*Exercise brief*: For every line in the data below that contains "glyph", copy the line.

*Dataset entries*:
──────────────────────────────
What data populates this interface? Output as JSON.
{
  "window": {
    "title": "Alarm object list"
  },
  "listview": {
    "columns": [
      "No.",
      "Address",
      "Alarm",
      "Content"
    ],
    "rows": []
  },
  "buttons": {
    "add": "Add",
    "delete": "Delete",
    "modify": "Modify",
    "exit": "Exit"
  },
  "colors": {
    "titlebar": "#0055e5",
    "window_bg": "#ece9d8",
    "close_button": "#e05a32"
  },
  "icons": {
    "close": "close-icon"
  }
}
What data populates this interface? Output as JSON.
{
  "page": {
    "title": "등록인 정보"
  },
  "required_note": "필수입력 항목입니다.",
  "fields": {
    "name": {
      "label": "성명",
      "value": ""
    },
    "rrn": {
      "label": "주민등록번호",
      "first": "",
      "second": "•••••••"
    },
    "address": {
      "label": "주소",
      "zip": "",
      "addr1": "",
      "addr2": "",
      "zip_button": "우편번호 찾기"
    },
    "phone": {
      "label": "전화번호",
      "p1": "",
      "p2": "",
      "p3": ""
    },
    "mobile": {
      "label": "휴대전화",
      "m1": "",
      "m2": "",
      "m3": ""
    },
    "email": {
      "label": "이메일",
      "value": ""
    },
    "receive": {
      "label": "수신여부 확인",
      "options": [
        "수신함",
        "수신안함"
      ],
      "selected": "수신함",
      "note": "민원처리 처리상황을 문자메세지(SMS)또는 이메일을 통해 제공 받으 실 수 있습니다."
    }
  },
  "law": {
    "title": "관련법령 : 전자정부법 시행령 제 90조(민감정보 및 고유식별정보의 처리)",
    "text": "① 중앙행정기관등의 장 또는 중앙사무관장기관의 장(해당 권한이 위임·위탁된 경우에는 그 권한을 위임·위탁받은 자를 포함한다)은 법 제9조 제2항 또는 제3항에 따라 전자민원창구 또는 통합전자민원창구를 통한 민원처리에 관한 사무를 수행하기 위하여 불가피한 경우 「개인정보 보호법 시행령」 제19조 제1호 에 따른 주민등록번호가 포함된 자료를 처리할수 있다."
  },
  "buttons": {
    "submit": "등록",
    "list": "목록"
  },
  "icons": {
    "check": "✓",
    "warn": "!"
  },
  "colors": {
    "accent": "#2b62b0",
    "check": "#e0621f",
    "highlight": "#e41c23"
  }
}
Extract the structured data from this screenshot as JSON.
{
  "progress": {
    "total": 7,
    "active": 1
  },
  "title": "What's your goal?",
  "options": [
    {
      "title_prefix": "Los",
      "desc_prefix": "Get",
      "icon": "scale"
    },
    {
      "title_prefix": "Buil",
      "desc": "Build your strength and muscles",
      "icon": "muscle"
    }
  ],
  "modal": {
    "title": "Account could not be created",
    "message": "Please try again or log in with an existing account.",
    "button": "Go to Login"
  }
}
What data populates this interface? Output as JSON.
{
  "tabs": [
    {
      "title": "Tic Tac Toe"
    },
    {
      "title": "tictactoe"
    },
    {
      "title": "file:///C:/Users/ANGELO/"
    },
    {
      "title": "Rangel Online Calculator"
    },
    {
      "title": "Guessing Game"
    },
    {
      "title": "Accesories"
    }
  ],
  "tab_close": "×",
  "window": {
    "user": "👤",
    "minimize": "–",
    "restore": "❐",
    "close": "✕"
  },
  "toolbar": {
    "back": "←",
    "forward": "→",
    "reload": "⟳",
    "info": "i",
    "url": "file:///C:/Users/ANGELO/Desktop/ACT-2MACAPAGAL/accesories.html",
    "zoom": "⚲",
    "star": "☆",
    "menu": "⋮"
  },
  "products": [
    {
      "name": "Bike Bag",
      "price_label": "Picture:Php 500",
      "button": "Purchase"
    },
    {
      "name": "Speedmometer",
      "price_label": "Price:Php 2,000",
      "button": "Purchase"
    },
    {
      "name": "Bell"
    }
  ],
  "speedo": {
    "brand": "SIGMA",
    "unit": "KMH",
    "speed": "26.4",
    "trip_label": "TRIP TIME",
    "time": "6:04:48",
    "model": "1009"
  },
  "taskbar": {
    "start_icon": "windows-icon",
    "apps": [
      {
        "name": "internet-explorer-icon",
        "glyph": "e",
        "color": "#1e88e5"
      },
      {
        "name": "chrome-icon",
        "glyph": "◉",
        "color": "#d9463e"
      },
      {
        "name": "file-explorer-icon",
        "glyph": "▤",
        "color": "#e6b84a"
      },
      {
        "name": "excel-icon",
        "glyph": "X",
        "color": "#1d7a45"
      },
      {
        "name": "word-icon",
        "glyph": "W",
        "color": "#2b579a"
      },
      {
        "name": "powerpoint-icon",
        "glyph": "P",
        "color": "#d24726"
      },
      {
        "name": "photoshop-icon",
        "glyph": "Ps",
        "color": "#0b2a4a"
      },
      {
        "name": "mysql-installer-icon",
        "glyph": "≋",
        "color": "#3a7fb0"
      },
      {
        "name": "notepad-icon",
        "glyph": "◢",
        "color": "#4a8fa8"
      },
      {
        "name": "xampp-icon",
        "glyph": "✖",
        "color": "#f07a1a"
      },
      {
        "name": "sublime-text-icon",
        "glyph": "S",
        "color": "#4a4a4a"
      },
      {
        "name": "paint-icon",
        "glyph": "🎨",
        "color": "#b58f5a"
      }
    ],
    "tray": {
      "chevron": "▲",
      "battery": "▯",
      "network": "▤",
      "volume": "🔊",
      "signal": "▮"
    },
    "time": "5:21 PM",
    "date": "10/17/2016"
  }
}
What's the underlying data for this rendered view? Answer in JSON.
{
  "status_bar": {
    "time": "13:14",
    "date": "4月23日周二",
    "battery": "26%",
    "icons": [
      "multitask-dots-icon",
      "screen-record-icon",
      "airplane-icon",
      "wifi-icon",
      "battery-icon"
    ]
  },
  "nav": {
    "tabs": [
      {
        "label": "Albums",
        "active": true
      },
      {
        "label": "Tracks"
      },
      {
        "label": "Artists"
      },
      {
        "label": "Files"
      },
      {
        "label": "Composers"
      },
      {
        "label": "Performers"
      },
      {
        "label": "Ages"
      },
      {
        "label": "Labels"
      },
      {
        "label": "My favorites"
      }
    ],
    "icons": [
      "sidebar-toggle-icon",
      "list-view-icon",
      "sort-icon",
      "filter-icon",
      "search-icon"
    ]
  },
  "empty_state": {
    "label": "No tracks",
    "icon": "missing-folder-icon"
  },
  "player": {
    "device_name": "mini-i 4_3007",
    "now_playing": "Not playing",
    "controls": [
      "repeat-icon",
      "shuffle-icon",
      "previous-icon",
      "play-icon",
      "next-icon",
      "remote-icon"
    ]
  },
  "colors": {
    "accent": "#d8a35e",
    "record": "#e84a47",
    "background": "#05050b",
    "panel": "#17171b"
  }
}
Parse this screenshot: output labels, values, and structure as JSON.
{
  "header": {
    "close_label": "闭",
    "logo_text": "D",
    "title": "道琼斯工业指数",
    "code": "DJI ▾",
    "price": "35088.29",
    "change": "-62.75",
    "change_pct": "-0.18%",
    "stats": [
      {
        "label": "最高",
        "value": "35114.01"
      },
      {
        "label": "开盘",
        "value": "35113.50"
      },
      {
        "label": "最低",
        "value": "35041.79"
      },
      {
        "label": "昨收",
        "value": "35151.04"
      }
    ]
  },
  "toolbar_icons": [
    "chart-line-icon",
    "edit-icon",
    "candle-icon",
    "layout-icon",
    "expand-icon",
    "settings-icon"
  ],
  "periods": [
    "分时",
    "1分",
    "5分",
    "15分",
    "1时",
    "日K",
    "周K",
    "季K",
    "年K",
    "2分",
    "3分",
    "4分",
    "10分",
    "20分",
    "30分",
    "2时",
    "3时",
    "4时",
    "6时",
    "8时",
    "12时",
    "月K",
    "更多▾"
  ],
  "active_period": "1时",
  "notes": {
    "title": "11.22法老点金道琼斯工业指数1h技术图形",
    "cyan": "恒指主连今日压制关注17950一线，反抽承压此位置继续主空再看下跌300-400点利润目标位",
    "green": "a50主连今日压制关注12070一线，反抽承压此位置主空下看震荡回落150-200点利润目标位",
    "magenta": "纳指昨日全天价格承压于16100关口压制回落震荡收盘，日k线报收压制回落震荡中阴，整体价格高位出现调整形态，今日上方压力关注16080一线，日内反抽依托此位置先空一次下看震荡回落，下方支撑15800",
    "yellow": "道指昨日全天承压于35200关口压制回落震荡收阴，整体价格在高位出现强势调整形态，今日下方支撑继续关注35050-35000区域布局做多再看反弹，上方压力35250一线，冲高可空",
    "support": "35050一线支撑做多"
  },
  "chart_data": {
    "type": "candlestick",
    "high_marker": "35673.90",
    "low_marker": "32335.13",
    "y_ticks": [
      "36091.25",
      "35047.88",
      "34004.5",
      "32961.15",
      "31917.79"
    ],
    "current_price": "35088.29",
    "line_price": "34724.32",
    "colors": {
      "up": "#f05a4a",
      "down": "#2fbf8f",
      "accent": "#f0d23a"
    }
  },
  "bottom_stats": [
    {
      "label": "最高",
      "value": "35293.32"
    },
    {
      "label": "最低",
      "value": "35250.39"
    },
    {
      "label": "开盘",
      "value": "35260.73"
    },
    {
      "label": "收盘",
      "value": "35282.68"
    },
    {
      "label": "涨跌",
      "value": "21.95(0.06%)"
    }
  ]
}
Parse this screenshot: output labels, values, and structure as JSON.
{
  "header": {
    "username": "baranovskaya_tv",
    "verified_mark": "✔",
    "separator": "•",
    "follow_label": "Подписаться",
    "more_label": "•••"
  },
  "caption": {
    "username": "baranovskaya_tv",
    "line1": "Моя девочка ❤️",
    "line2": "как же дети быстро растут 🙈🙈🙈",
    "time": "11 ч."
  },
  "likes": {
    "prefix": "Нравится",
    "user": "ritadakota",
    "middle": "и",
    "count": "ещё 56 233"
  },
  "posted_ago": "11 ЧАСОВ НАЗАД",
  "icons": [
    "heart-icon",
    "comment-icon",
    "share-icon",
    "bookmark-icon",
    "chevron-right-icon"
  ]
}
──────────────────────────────
*Solution for this problem*:
        "glyph": "e",
        "glyph": "◉",
        "glyph": "▤",
        "glyph": "X",
        "glyph": "W",
        "glyph": "P",
        "glyph": "Ps",
        "glyph": "≋",
        "glyph": "◢",
        "glyph": "✖",
        "glyph": "S",
        "glyph": "🎨",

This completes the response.